“If I could only get in front of someone, I know I could get the job.”

Once upon a time, in a world seemingly far far away, we would sit down with the classified section of the Sunday newspaper and a red pencil (it always was a red pencil, wasn’t it?) then circle jobs that were perfect for us. We would attach a well thought-out cover letter to our resume, drop them into an envelope, add a couple stamps, march down to the post office and within 2-3 days,someone with two eyes and a brain would read it.

That’s not the case today.

Today, you must write your resume(s) to satisfy all the various “readers.” Yes, I said READERS, plural. You have a minimum of three (3) readers today. Not making it past any one of them and you’re dead. Here’s who/what you must satisfy:  (Click on picture above to read the rest of the article)

  1. A Computer
  2. Human Resources, then finally
  3. Hiring Manager

Here’s how it works and why.

In almost every case, your resume is not read by a human without first being scanned by a company’s Applicant Tracking System (ATS) software. The computer searches for keywords. If you don’t have the right keywords in the right quantity, you never get to a real person (with or without a brain).

Now you know why they call it the Black Hole!

Companies today can receive well over a thousand applications/resumes for a single position at the same time that most companies have reduced the staffing of their HR department to bare bones levels. Some recruiters are doing the work of three people, so don’t blame them. In fact, an outstanding Talent Acquisition Manager tells the story of receiving in excess of 1,200 applications for a single administrative assistant position.

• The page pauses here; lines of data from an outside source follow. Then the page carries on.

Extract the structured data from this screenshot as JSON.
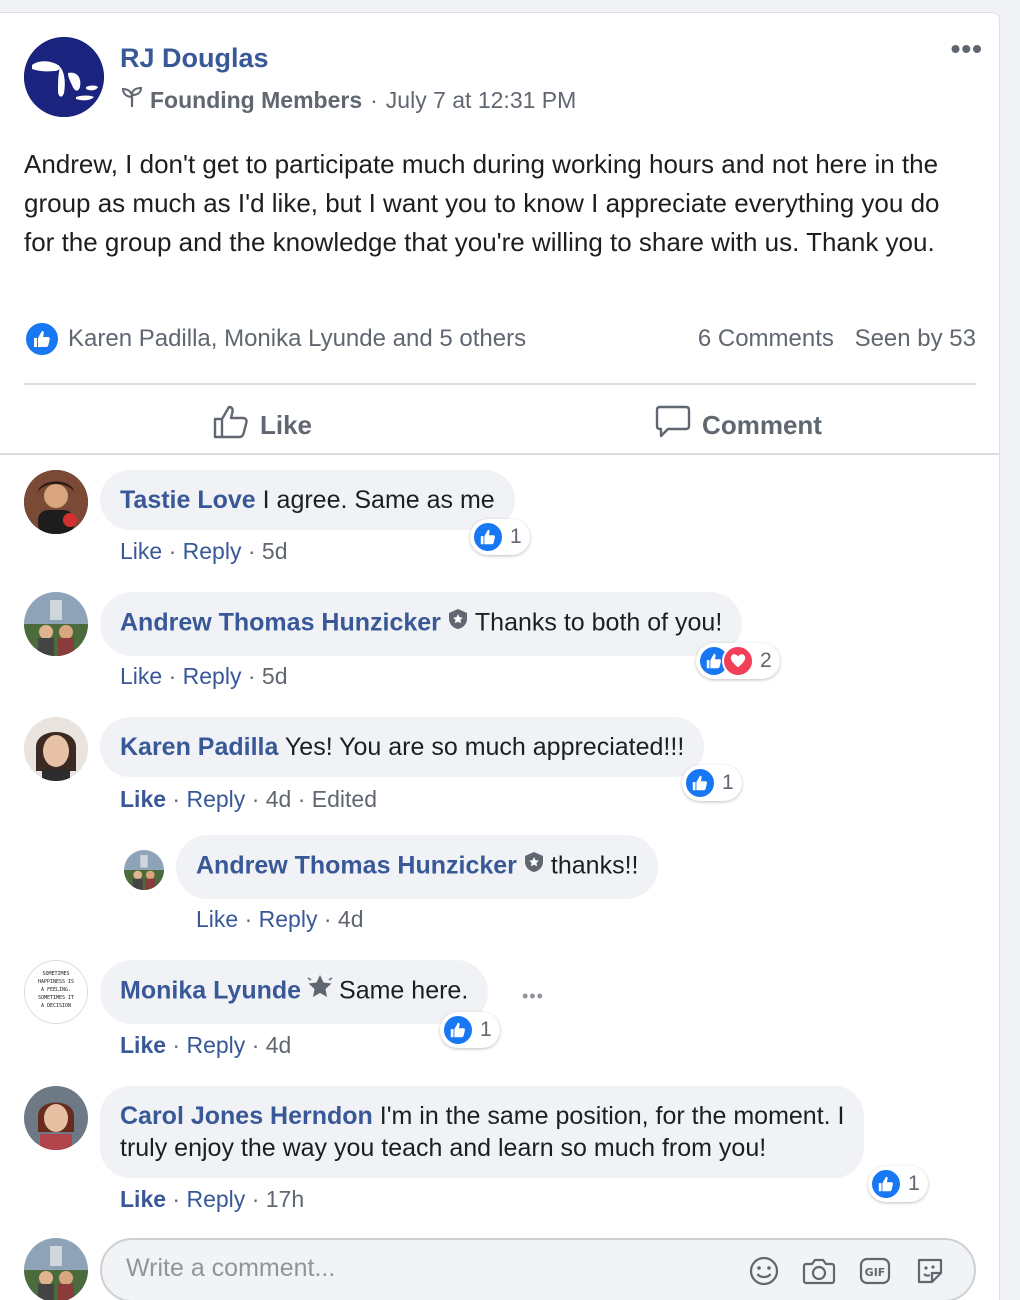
{
  "post": {
    "author": "RJ Douglas",
    "group_badge": "Founding Members",
    "separator": "·",
    "timestamp": "July 7 at 12:31 PM",
    "more": "•••",
    "text": "Andrew, I don't get to participate much during working hours and not here in the group as much as I'd like, but I want you to know I appreciate everything you do for the group and the knowledge that you're willing to share with us. Thank you.",
    "reactions_names": "Karen Padilla, Monika Lyunde and 5 others",
    "comments_count": "6 Comments",
    "seen_by": "Seen by 53",
    "like_label": "Like",
    "comment_label": "Comment"
  },
  "comments": [
    {
      "name": "Tastie Love",
      "text": "I agree. Same as me",
      "like": "Like",
      "reply": "Reply",
      "time": "5d",
      "reaction_count": "1"
    },
    {
      "name": "Andrew Thomas Hunzicker",
      "text": "Thanks to both of you!",
      "like": "Like",
      "reply": "Reply",
      "time": "5d",
      "reaction_count": "2"
    },
    {
      "name": "Karen Padilla",
      "text": "Yes! You are so much appreciated!!!",
      "like": "Like",
      "reply": "Reply",
      "time": "4d",
      "edited": "Edited",
      "reaction_count": "1"
    },
    {
      "name": "Andrew Thomas Hunzicker",
      "text": "thanks!!",
      "like": "Like",
      "reply": "Reply",
      "time": "4d"
    },
    {
      "name": "Monika Lyunde",
      "text": "Same here.",
      "like": "Like",
      "reply": "Reply",
      "time": "4d",
      "reaction_count": "1",
      "more": "•••"
    },
    {
      "name": "Carol Jones Herndon",
      "text_line1": "I'm in the same position, for the moment. I",
      "text_line2": "truly enjoy the way you teach and learn so much from you!",
      "like": "Like",
      "reply": "Reply",
      "time": "17h",
      "reaction_count": "1"
    }
  ],
  "dot": "·",
  "composer": {
    "placeholder": "Write a comment..."
  },
  "icons": {
    "like": "thumbs-up-icon",
    "love": "heart-icon",
    "admin": "shield-star-icon",
    "rising": "star-icon",
    "founding": "sprout-icon",
    "emoji": "smiley-icon",
    "camera": "camera-icon",
    "gif": "gif-icon",
    "sticker": "sticker-icon"
  },
  "colors": {
    "link": "#385898",
    "like_blue": "#1877f2",
    "love_red": "#f33e58",
    "muted": "#606770"
  }
}
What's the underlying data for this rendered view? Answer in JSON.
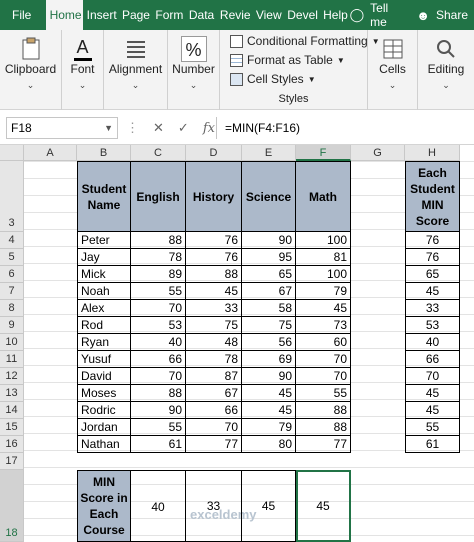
{
  "ribbon": {
    "tabs": [
      "File",
      "Home",
      "Insert",
      "Page",
      "Form",
      "Data",
      "Revie",
      "View",
      "Devel",
      "Help"
    ],
    "tell_me": "Tell me",
    "share": "Share",
    "groups": {
      "clipboard": "Clipboard",
      "font": "Font",
      "alignment": "Alignment",
      "number": "Number",
      "cells": "Cells",
      "editing": "Editing",
      "styles": "Styles"
    },
    "styles_items": [
      "Conditional Formatting",
      "Format as Table",
      "Cell Styles"
    ],
    "number_symbol": "%",
    "font_symbol": "A"
  },
  "formula_bar": {
    "name_box": "F18",
    "fx": "fx",
    "formula": "=MIN(F4:F16)"
  },
  "sheet": {
    "columns": [
      "A",
      "B",
      "C",
      "D",
      "E",
      "F",
      "G",
      "H"
    ],
    "rows": [
      "3",
      "4",
      "5",
      "6",
      "7",
      "8",
      "9",
      "10",
      "11",
      "12",
      "13",
      "14",
      "15",
      "16",
      "17",
      "18"
    ],
    "headers": {
      "name": "Student Name",
      "english": "English",
      "history": "History",
      "science": "Science",
      "math": "Math",
      "h_header": "Each Student MIN Score"
    },
    "students": [
      {
        "name": "Peter",
        "english": "88",
        "history": "76",
        "science": "90",
        "math": "100",
        "min": "76"
      },
      {
        "name": "Jay",
        "english": "78",
        "history": "76",
        "science": "95",
        "math": "81",
        "min": "76"
      },
      {
        "name": "Mick",
        "english": "89",
        "history": "88",
        "science": "65",
        "math": "100",
        "min": "65"
      },
      {
        "name": "Noah",
        "english": "55",
        "history": "45",
        "science": "67",
        "math": "79",
        "min": "45"
      },
      {
        "name": "Alex",
        "english": "70",
        "history": "33",
        "science": "58",
        "math": "45",
        "min": "33"
      },
      {
        "name": "Rod",
        "english": "53",
        "history": "75",
        "science": "75",
        "math": "73",
        "min": "53"
      },
      {
        "name": "Ryan",
        "english": "40",
        "history": "48",
        "science": "56",
        "math": "60",
        "min": "40"
      },
      {
        "name": "Yusuf",
        "english": "66",
        "history": "78",
        "science": "69",
        "math": "70",
        "min": "66"
      },
      {
        "name": "David",
        "english": "70",
        "history": "87",
        "science": "90",
        "math": "70",
        "min": "70"
      },
      {
        "name": "Moses",
        "english": "88",
        "history": "67",
        "science": "45",
        "math": "55",
        "min": "45"
      },
      {
        "name": "Rodric",
        "english": "90",
        "history": "66",
        "science": "45",
        "math": "88",
        "min": "45"
      },
      {
        "name": "Jordan",
        "english": "55",
        "history": "70",
        "science": "79",
        "math": "88",
        "min": "55"
      },
      {
        "name": "Nathan",
        "english": "61",
        "history": "77",
        "science": "80",
        "math": "77",
        "min": "61"
      }
    ],
    "min_row": {
      "label": "MIN Score in Each Course",
      "english": "40",
      "history": "33",
      "science": "45",
      "math": "45"
    },
    "watermark": "exceldemy"
  },
  "colors": {
    "accent": "#217346",
    "header_fill": "#acb9ca"
  }
}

“The Rule of Three”

Recruiter par excellence, Jay Boylan, shared that, not only do ATS’ search for keywords and long tailed strings (keywords strung together in a specific order), but there is a minimum of three times that each keyword must appear in order to pass muster. So, after you discover the keywords for your title, you must include them in quantity without using either the Over-Stuffing or White Space scams. (You can now finally forget the one-page resume nonsense.)

Reader #2: Human Resources

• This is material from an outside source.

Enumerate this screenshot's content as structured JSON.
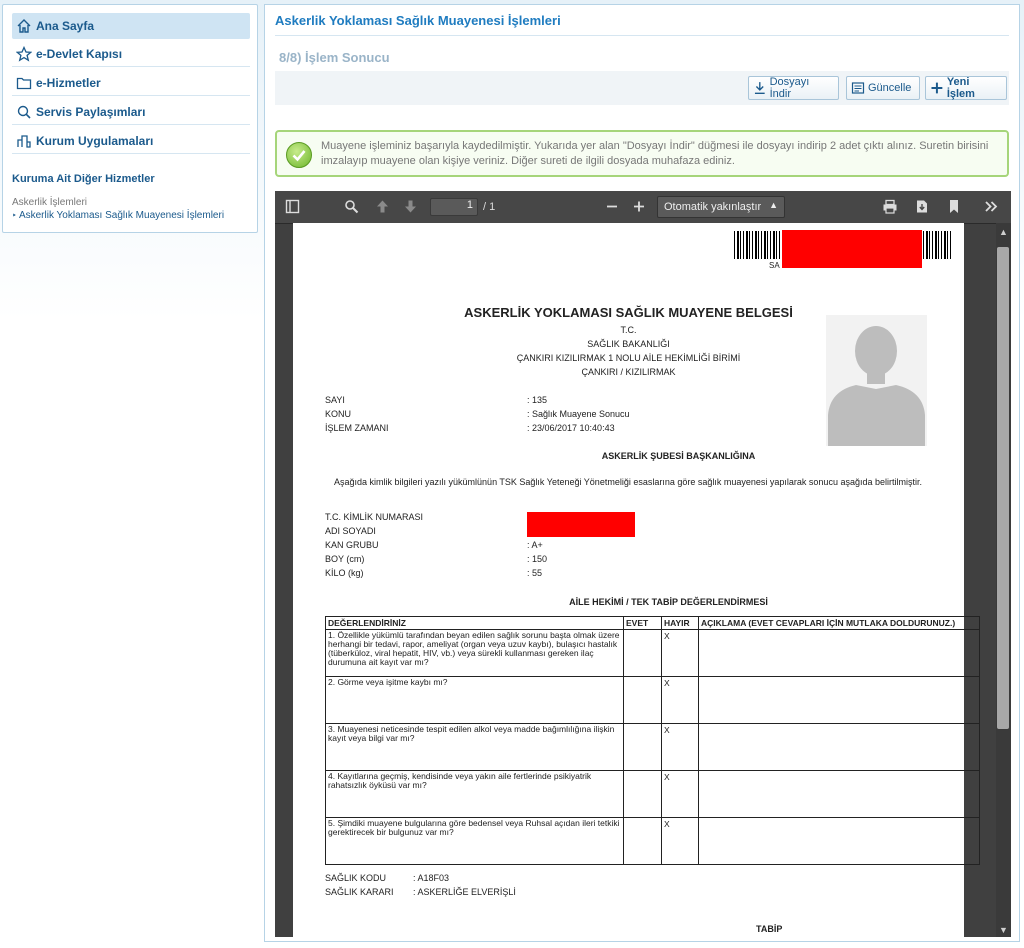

Let’s say a miracle occurs and you make it into the grubby little mitts of a company recruiter, you only have 2-6 seconds to impress or you’re off the the circular file. That’s right, your entire professional history compressed into a handful of seconds! So you better grab’em by the throat and not let go, but how?

“The First 5 Inches”

Fold a sheet of paper (your resume) in half then open it up again. After your name (they never read your name) you have about 5 inches before you reach the fold. Everything above the fold matters, everything below the fold doesn’t matter. This is where you need to focus much attention if you want to get their attention. (Forget the flowery career summary & objective..this real estate is too valuable.)

Unfortunately, using tables, columns, borders, lines and all the other things that can make a resume interesting to the eye (and brain) can make the ATS blow a gasket, so you can’t use them now. But you can create your own set of columns by tabbing over. You just can’t use the bullet feature, but you can use an asterisk [ * ] to make your points stand out.

Feature skills, accomplishments, training and awards in this section…and use keywords here too.

Reader #3: The Hiring Manager

Here’s where you should get creative. I suggest either an Interview Resume or a Marketing Brochure or both. Chances are good that the Hiring Manager will have no more than scanned your existing resume prior to your interview.

Use charts, graphs, company logos, columns, bullet points and other methods to differentiate yourself from the other candidates. Remember too, that most Hiring Managers have never had a moment of interview training. You can often guide your interview in the direction you want it to go.. But let’s get back to your resume.

Hand the Hiring Manager your Interview Resume and lead with something like, “I hope you don’t mind, but I took the liberty of adjusting my resume so you don’t have to read through countless paragraphs to find what I bring to the table. I have a section at the top called Value Proposition.”

If you put these tactics to work, you are likely to get much improved results.